▶ _TASK DIRECTIONS_: Nothing but an exact repeat of the data, with pictures removed, belongs in the answer.

----

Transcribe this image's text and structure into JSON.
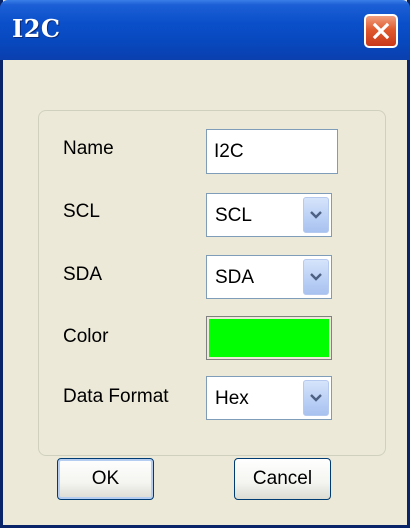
{
  "window": {
    "title": "I2C",
    "close_icon": "close-icon",
    "colors": {
      "titlebar": "#0a4fc9",
      "close": "#e05a2e",
      "body": "#ece9d8"
    }
  },
  "form": {
    "name": {
      "label": "Name",
      "value": "I2C"
    },
    "scl": {
      "label": "SCL",
      "selected": "SCL"
    },
    "sda": {
      "label": "SDA",
      "selected": "SDA"
    },
    "color": {
      "label": "Color",
      "value": "#00ff00"
    },
    "data_format": {
      "label": "Data Format",
      "selected": "Hex"
    }
  },
  "buttons": {
    "ok": "OK",
    "cancel": "Cancel"
  }
}
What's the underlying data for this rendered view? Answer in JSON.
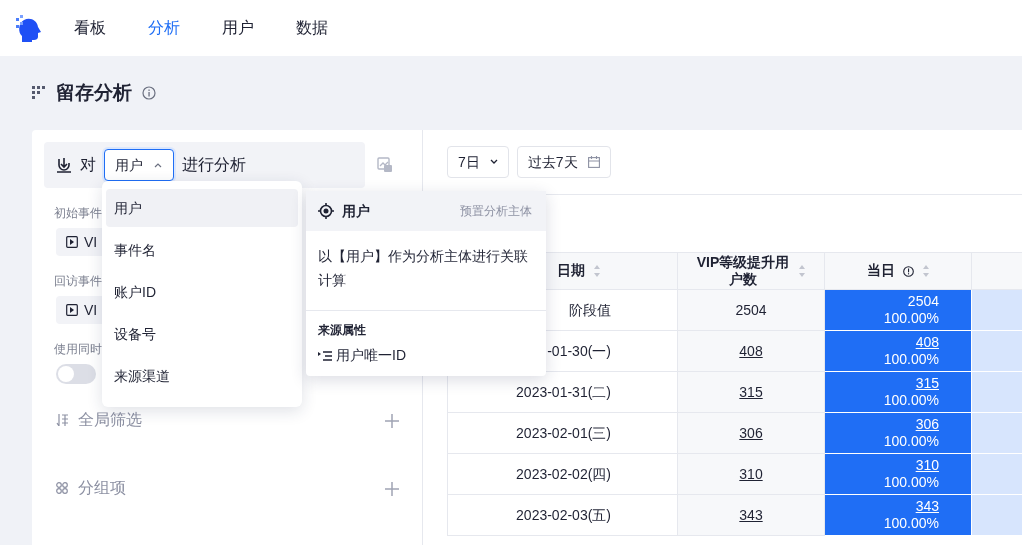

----

▶ _YOUR RESPONSE_:
Transcribe this image's text and structure into JSON.
{
  "window": {
    "title": "I2C",
    "close_icon": "close-icon",
    "colors": {
      "titlebar": "#0a4fc9",
      "close": "#e05a2e",
      "body": "#ece9d8"
    }
  },
  "form": {
    "name": {
      "label": "Name",
      "value": "I2C"
    },
    "scl": {
      "label": "SCL",
      "selected": "SCL"
    },
    "sda": {
      "label": "SDA",
      "selected": "SDA"
    },
    "color": {
      "label": "Color",
      "value": "#00ff00"
    },
    "data_format": {
      "label": "Data Format",
      "selected": "Hex"
    }
  },
  "buttons": {
    "ok": "OK",
    "cancel": "Cancel"
  }
}
What's the underlying data for this rendered view? Answer in JSON.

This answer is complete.